- It is now possible to create an attachment by pasting text into a text field, without having to save your text as a file on your machine. Of course, you can still upload files as you always did.
- By default, bugmails are now sent in HTML format instead of the plain text format used till now. There is a user preference to select the format you want (text only, or text+html).
- The searching system has been improved, especially the Custom Search section in the Advanced Search page. It’s now easier to build more complex queries.
- Old components, versions and milestones can be disabled if you no longer want users to use them. Bugs which already use them are not affected, but users won’t be able to report new bugs into them (e.g. against an old version, or against a deprecated component).

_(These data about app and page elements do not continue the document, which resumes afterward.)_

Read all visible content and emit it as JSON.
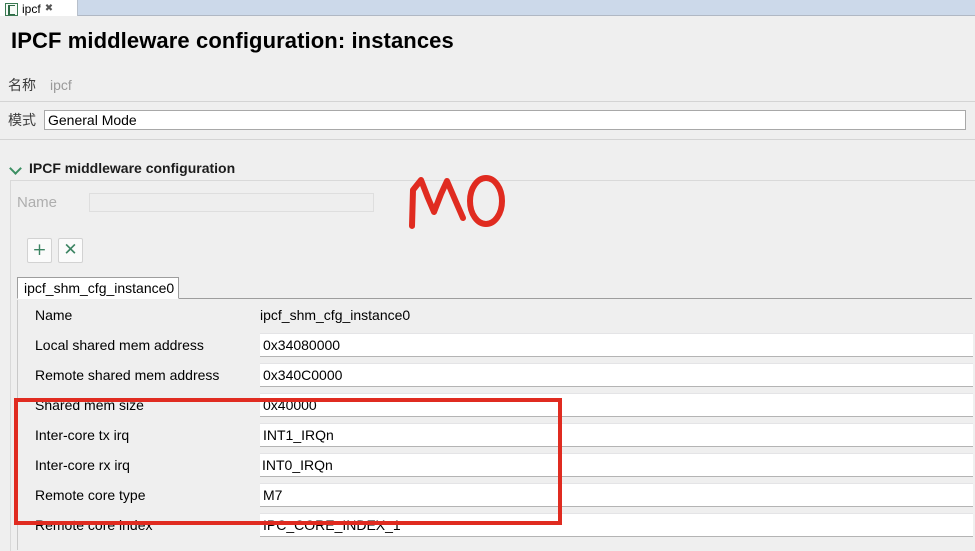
{
  "editor_tab": {
    "icon": "file-config-icon",
    "label": "ipcf",
    "close": "✖"
  },
  "page_title": "IPCF middleware configuration: instances",
  "header_fields": [
    {
      "label": "名称",
      "value": "ipcf",
      "readonly": true
    },
    {
      "label": "模式",
      "value": "General Mode",
      "readonly": false
    }
  ],
  "section": {
    "expander_icon": "chevron-down-icon",
    "title": "IPCF middleware configuration",
    "name_filter": {
      "label": "Name",
      "value": "",
      "placeholder": ""
    },
    "toolbar": [
      {
        "name": "add-instance-button",
        "icon": "plus-icon",
        "glyph": "+"
      },
      {
        "name": "remove-instance-button",
        "icon": "close-x-icon",
        "glyph": "✕"
      }
    ],
    "instance_tabs": [
      {
        "label": "ipcf_shm_cfg_instance0",
        "selected": true
      }
    ],
    "properties": [
      {
        "label": "Name",
        "value": "ipcf_shm_cfg_instance0",
        "editable": false,
        "caret": false
      },
      {
        "label": "Local shared mem address",
        "value": "0x34080000",
        "editable": true,
        "caret": false
      },
      {
        "label": "Remote shared mem address",
        "value": "0x340C0000",
        "editable": true,
        "caret": false
      },
      {
        "label": "Shared mem size",
        "value": "0x40000",
        "editable": true,
        "caret": false
      },
      {
        "label": "Inter-core tx irq",
        "value": "INT1_IRQn",
        "editable": true,
        "caret": false
      },
      {
        "label": "Inter-core rx irq",
        "value": "INT0_IRQn",
        "editable": true,
        "caret": true
      },
      {
        "label": "Remote core type",
        "value": "M7",
        "editable": true,
        "caret": false
      },
      {
        "label": "Remote core index",
        "value": "IPC_CORE_INDEX_1",
        "editable": true,
        "caret": false
      }
    ]
  },
  "annotations": {
    "highlight_box_color": "#e02b20",
    "handwriting_text": "M0",
    "handwriting_color": "#e02b20"
  }
}
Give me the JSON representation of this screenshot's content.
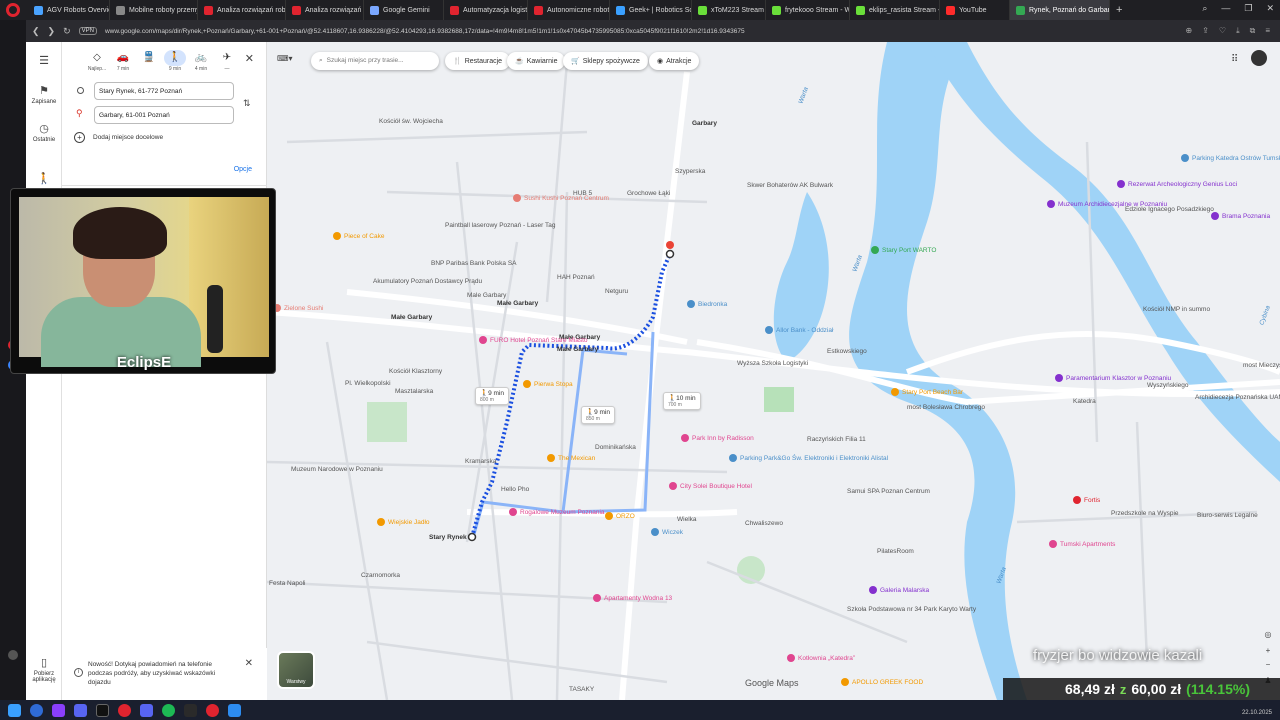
{
  "browser": {
    "tabs": [
      {
        "label": "AGV Robots Overview | F",
        "color": "#4aa3ff"
      },
      {
        "label": "Mobilne roboty przemysł",
        "color": "#888888"
      },
      {
        "label": "Analiza rozwiązań robotó",
        "color": "#e0242f"
      },
      {
        "label": "Analiza rozwiązań AMR",
        "color": "#e0242f"
      },
      {
        "label": "Google Gemini",
        "color": "#7aa7ff"
      },
      {
        "label": "Automatyzacja logistyki w",
        "color": "#e0242f"
      },
      {
        "label": "Autonomiczne roboty mo",
        "color": "#e0242f"
      },
      {
        "label": "Geek+ | Robotics Solution",
        "color": "#3aa0ff"
      },
      {
        "label": "xToM223 Stream - W",
        "color": "#6adf3a"
      },
      {
        "label": "frytekooo Stream - W",
        "color": "#6adf3a"
      },
      {
        "label": "eklips_rasista Stream - Kic",
        "color": "#6adf3a"
      },
      {
        "label": "YouTube",
        "color": "#ff2b2b"
      },
      {
        "label": "Rynek, Poznań do Garbar",
        "color": "#34a853",
        "active": true
      }
    ],
    "url": "www.google.com/maps/dir/Rynek,+Poznań/Garbary,+61-001+Poznań/@52.4118607,16.9386228/@52.4104293,16.9382688,17z/data=!4m9!4m8!1m5!1m1!1s0x47045b4735995085:0xca5045f9021f1610!2m2!1d16.9343675!2d52.4082496!1m0!3e2",
    "vpn": "VPN"
  },
  "rail": {
    "menu": "☰",
    "saved": "Zapisane",
    "recent": "Ostatnie",
    "download": "Pobierz aplikację"
  },
  "panel": {
    "modes": [
      {
        "icon": "◇",
        "label": "Najlep...",
        "name": "best"
      },
      {
        "icon": "🚗",
        "label": "7 min",
        "name": "car"
      },
      {
        "icon": "🚆",
        "label": "",
        "name": "transit"
      },
      {
        "icon": "🚶",
        "label": "9 min",
        "name": "walk",
        "active": true
      },
      {
        "icon": "🚲",
        "label": "4 min",
        "name": "bike"
      },
      {
        "icon": "✈",
        "label": "—",
        "name": "flight"
      }
    ],
    "origin": "Stary Rynek, 61-772 Poznań",
    "destination": "Garbary, 61-001 Poznań",
    "add_destination": "Dodaj miejsce docelowe",
    "options": "Opcje",
    "notification": "Nowość! Dotykaj powiadomień na telefonie podczas podróży, aby uzyskiwać wskazówki dojazdu"
  },
  "webcam": {
    "name": "EclipsE"
  },
  "map": {
    "search_placeholder": "Szukaj miejsc przy trasie...",
    "chips": [
      "Restauracje",
      "Kawiarnie",
      "Sklepy spożywcze",
      "Atrakcje"
    ],
    "layers_label": "Warstwy",
    "brand": "Google Maps",
    "route_chips": [
      {
        "time": "9 min",
        "dist": "800 m"
      },
      {
        "time": "9 min",
        "dist": "850 m"
      },
      {
        "time": "10 min",
        "dist": "700 m"
      }
    ],
    "labels": {
      "st_wojciech": "Kościół św. Wojciecha",
      "garbary_top": "Garbary",
      "szyperska": "Szyperska",
      "grochowe": "Grochowe Łąki",
      "hub5": "HUB 5",
      "sushi": "Sushi Kushi Poznań Centrum",
      "bastion": "Skwer Bohaterów AK Bulwark",
      "paintball": "Paintball laserowy Poznań - Laser Tag",
      "piece": "Piece of Cake",
      "bnp": "BNP Paribas Bank Polska SA",
      "hah": "HAH Poznań",
      "akumulatory": "Akumulatory Poznań Dostawcy Prądu",
      "netguru": "Netguru",
      "male_garbary_1": "Małe Garbary",
      "male_garbary_2": "Małe Garbary",
      "male_garbary_3": "Małe Garbary",
      "male_garbary_4": "Małe Garbary",
      "male_garbary_5": "Male Garbary",
      "zielone": "Zielone Sushi",
      "furo": "FURO Hotel Poznań Stare Miasto",
      "biedronka": "Biedronka",
      "allor": "Allor Bank - Oddział",
      "estkowskiego": "Estkowskiego",
      "pl_wielkopolski": "Pl. Wielkopolski",
      "kosciol_klaszt": "Kościół Klasztorny",
      "wyzsza": "Wyższa Szkoła Logistyki",
      "pierwa": "Pierwa Stopa",
      "masztalarska": "Masztalarska",
      "dominikanska": "Dominikańska",
      "kramarska": "Kramarska",
      "mexican": "The Mexican",
      "park_inn": "Park Inn by Radisson",
      "muzeum_narodowe": "Muzeum Narodowe w Poznaniu",
      "hello_pho": "Hello Pho",
      "rogalowe": "Rogalowe Muzeum Poznania",
      "city_solei": "City Solei Boutique Hotel",
      "park_go": "Parking Park&Go Św. Elektroniki i Elektroniki Alistal",
      "samui": "Samui SPA Poznan Centrum",
      "orzo": "ORZO",
      "wielka": "Wielka",
      "chwaliszewo": "Chwaliszewo",
      "wiejskie": "Wiejskie Jadło",
      "stary_rynek": "Stary Rynek",
      "czarnomorka": "Czarnomorka",
      "festa": "Festa Napoli",
      "apartamenty": "Apartamenty Wodna 13",
      "tasaky": "TASAKY",
      "wodna": "Wodna",
      "wroniecka": "Wroniecka",
      "piekary": "Piekary",
      "warta_1": "Warta",
      "warta_2": "Warta",
      "warta_3": "Warta",
      "cybina": "Cybina",
      "stary_port": "Stary Port WARTO",
      "parking_katedra": "Parking Katedra Ostrów Tumski",
      "rezerwat": "Rezerwat Archeologiczny Genius Loci",
      "muzeum_arch": "Muzeum Archidiecezjalne w Poznaniu",
      "edzia": "Edziołe Ignacego Posadzkiego",
      "brama": "Brama Poznania",
      "kosciol_nmp": "Kościół NMP in summo",
      "parament": "Paramentarium Klasztor w Poznaniu",
      "stary_port_beach": "Stary Port Beach Bar",
      "boleslawa": "most Bolesława Chrobrego",
      "katedra": "Katedra",
      "wyszynskiego": "Wyszyńskiego",
      "mieczyslawa": "most Mieczysława I",
      "archidiecezja": "Archidiecezja Poznańska UAM",
      "fortis": "Fortis",
      "przedszkole": "Przedszkole na Wyspie",
      "tumski_ap": "Tumski Apartments",
      "biuro": "Biuro-serwis Legalne",
      "racz": "Raczyńskich Filia 11",
      "wiczek": "Wiczek",
      "pilates": "PilatesRoom",
      "szkola": "Szkoła Podstawowa nr 34 Park Karyto Warty",
      "galeria": "Galeria Malarska",
      "kotlownia": "Kotłownia „Katedra”",
      "apollo": "APOLLO GREEK FOOD",
      "stary_rynek_wisk": "Stary Rynek",
      "restauracja_fuso": "Restauracja Fuso Pasta Bar",
      "olie": "Olie"
    }
  },
  "stream": {
    "overlay_text": "fryzjer bo widzowie kazali",
    "amount": "68,49 zł",
    "z": "z",
    "goal": "60,00 zł",
    "percent": "(114.15%)"
  },
  "taskbar": {
    "date": "22.10.2025"
  },
  "colors": {
    "route": "#1a4fe0",
    "route_alt": "#8ab4f8",
    "water": "#9fd3f7",
    "park": "#c8e6c9"
  }
}
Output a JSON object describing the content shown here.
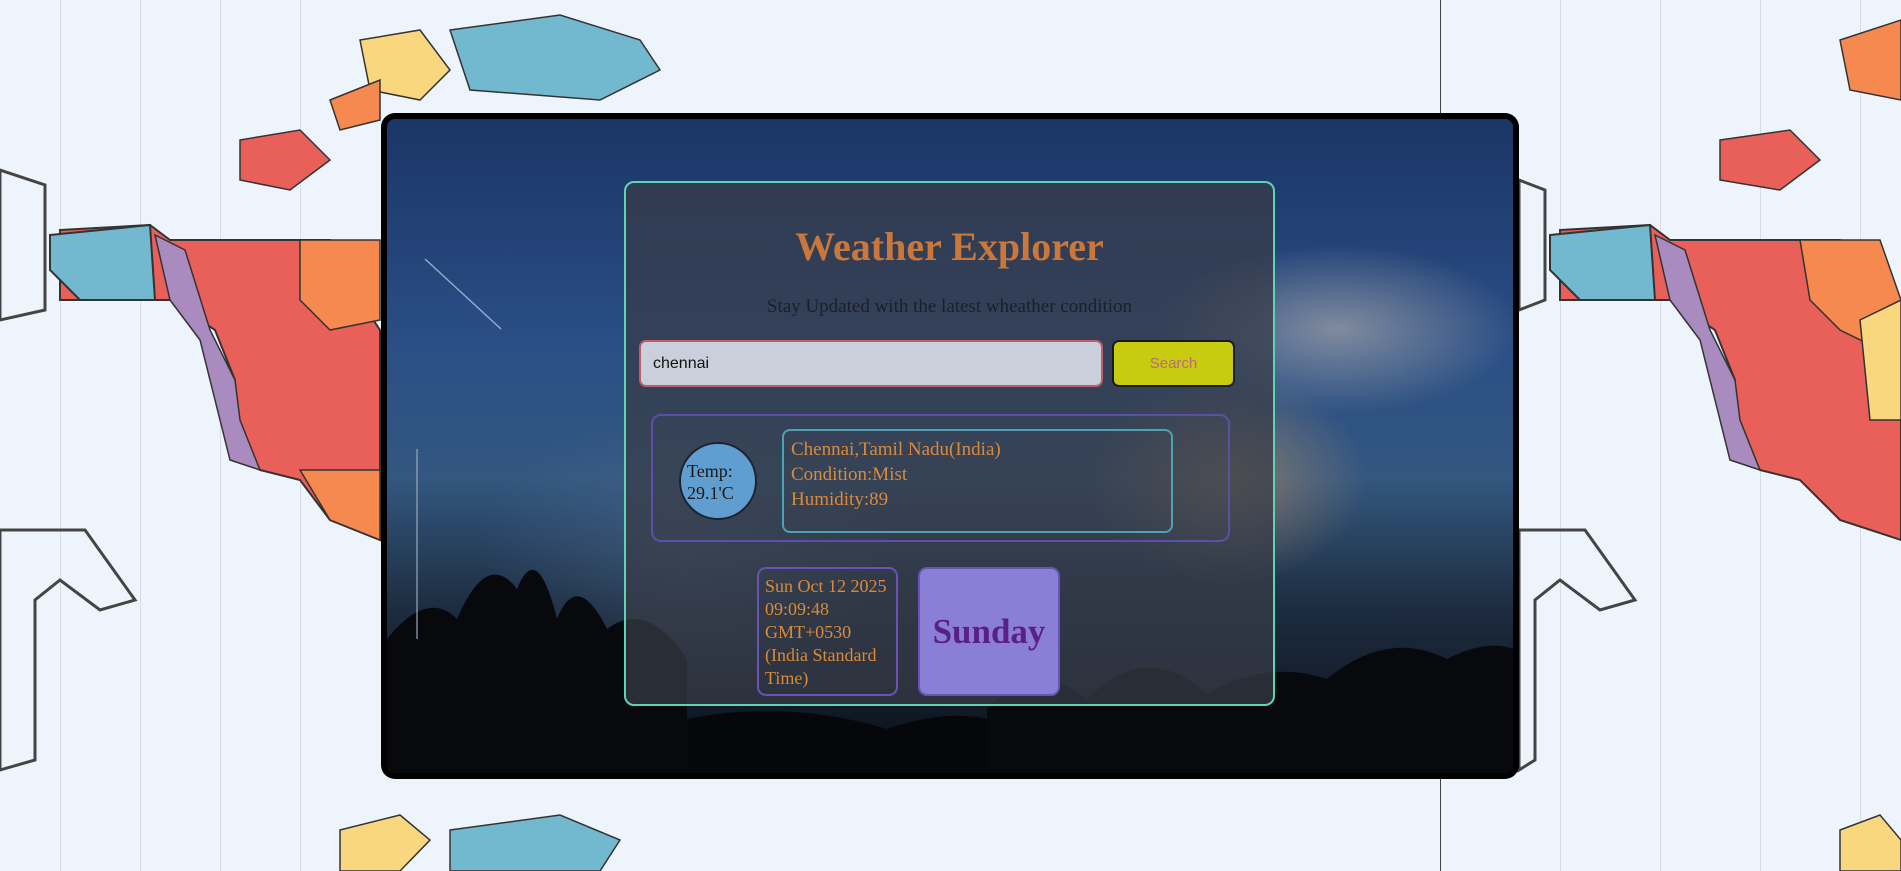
{
  "app": {
    "title": "Weather Explorer",
    "subtitle": "Stay Updated with the latest wheather condition"
  },
  "search": {
    "value": "chennai",
    "button_label": "Search"
  },
  "weather": {
    "temp_label": "Temp:",
    "temp_value": "29.1'C",
    "location": "Chennai,Tamil Nadu(India)",
    "condition_label": "Condition:",
    "condition_value": "Mist",
    "humidity_label": "Humidity:",
    "humidity_value": "89"
  },
  "datetime": {
    "full": "Sun Oct 12 2025 09:09:48 GMT+0530 (India Standard Time)",
    "day": "Sunday"
  },
  "colors": {
    "title": "#c9773a",
    "accent_border": "#5fd3b3",
    "search_button": "#c8cc10",
    "day_box": "#8a7fd6",
    "text_orange": "#d98a3a"
  }
}
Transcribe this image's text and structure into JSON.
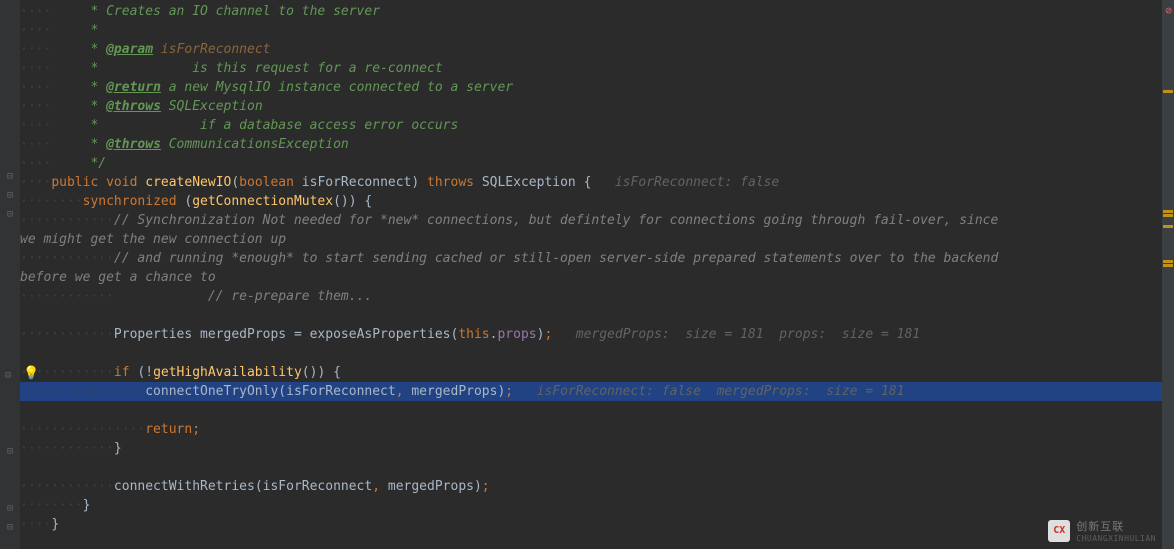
{
  "code": {
    "l1": "     * Creates an IO channel to the server",
    "l2": "     * ",
    "l3a": "     * ",
    "l3tag": "@param",
    "l3b": " isForReconnect",
    "l4": "     *            is this request for a re-connect",
    "l5a": "     * ",
    "l5tag": "@return",
    "l5b": " a new MysqlIO instance connected to a server",
    "l6a": "     * ",
    "l6tag": "@throws",
    "l6b": " SQLException",
    "l7": "     *             if a database access error occurs",
    "l8a": "     * ",
    "l8tag": "@throws",
    "l8b": " CommunicationsException",
    "l9": "     */",
    "l10_kw1": "public",
    "l10_kw2": "void",
    "l10_method": "createNewIO",
    "l10_kw3": "boolean",
    "l10_param": "isForReconnect",
    "l10_kw4": "throws",
    "l10_ex": "SQLException",
    "l10_hint": "isForReconnect: false",
    "l11_kw": "synchronized",
    "l11_method": "getConnectionMutex",
    "l12": "            // Synchronization Not needed for *new* connections, but defintely for connections going through fail-over, since we might get the new connection up",
    "l13": "            // and running *enough* to start sending cached or still-open server-side prepared statements over to the backend before we get a chance to",
    "l14": "            // re-prepare them...",
    "l15_type": "Properties",
    "l15_var": "mergedProps",
    "l15_method": "exposeAsProperties",
    "l15_kw": "this",
    "l15_field": "props",
    "l15_hint": "mergedProps:  size = 181  props:  size = 181",
    "l16_kw": "if",
    "l16_method": "getHighAvailability",
    "l17_method": "connectOneTryOnly",
    "l17_arg1": "isForReconnect",
    "l17_arg2": "mergedProps",
    "l17_hint": "isForReconnect: false  mergedProps:  size = 181",
    "l18_kw": "return",
    "l19_method": "connectWithRetries",
    "l19_arg1": "isForReconnect",
    "l19_arg2": "mergedProps"
  },
  "ws": {
    "dot4": "····",
    "dot8": "········",
    "dot12": "············",
    "dot16": "················"
  },
  "watermark": {
    "badge": "CX",
    "text": "创新互联",
    "sub": "CHUANGXINHULIAN"
  }
}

- A custom field can now be displayed based on multiple values of another field. For instance, this lets you display a custom field in several products. Till now, you had to choose between a single product and all products.
- Most administrative changes made in Bugzilla are now logged and stored in the audit_log table. There is no UI to access this table yet, but developers can already start build their own tools for auditing.
- There have been several accessibility improvements to become more compliant with the W3C Web Accessibility Initiative. The project just started, and a lot of work is still needed.
- Users without editbugs privileges can no longer remove other users from the CC list of bugs.
- The encoding of text files can be automatically detected when uploading them as attachments.
- Tabular reports are now sortable based on any column.
- Buglists have a new default column list: product | component | assignee | bug status | resolution | bug summary | last change date
- Math::Random::Secure is no longer used to generate cryptographically secure pseudorandom numbers. We use Math::Random::ISAAC instead.
- X-Frame-Options = SAMEORIGIN is now passed to all page headers to protect users from framing and subsequent possible clickjacking problems.
- Two new WebServices methods have been added: Product.create and Group.create.
- Bugmails are now fully localizable and customizable (no hardcoded strings anymore).
Read the complete Release Notes to discover other new features or improvements. As it’s still a release candidate, do not forget to report any regression or broken feature to us, so that we can investigate and fix them before 4.2 final.
IMPORTANT NOTE FOR ORACLE USERS: There is still a bug when upgrading to 4.2rc1 using Oracle. Make sure to apply the patch from bug 715870 before upgrading! This patch will be in 4.2 final (or 4.2rc2, if there is one).
We also released Bugzilla 4.0.3, which is our current stable release, and Bugzilla 3.6.7 and 3.4.13. All these releases contain two security fixes. Bugzilla 4.2rc1 also has some security improvements which have not been backported to stable branches to not break 3rd-party applications.
With the coming release of Bugzilla 4.2, the 3.4.x series will reach End Of Life, meaning that no more security fixes will be released for this series. If you have Bugzilla 3.4.x or older, you are highly encouraged to upgrade to Bugzilla 4.2rc1 or 4.0.3.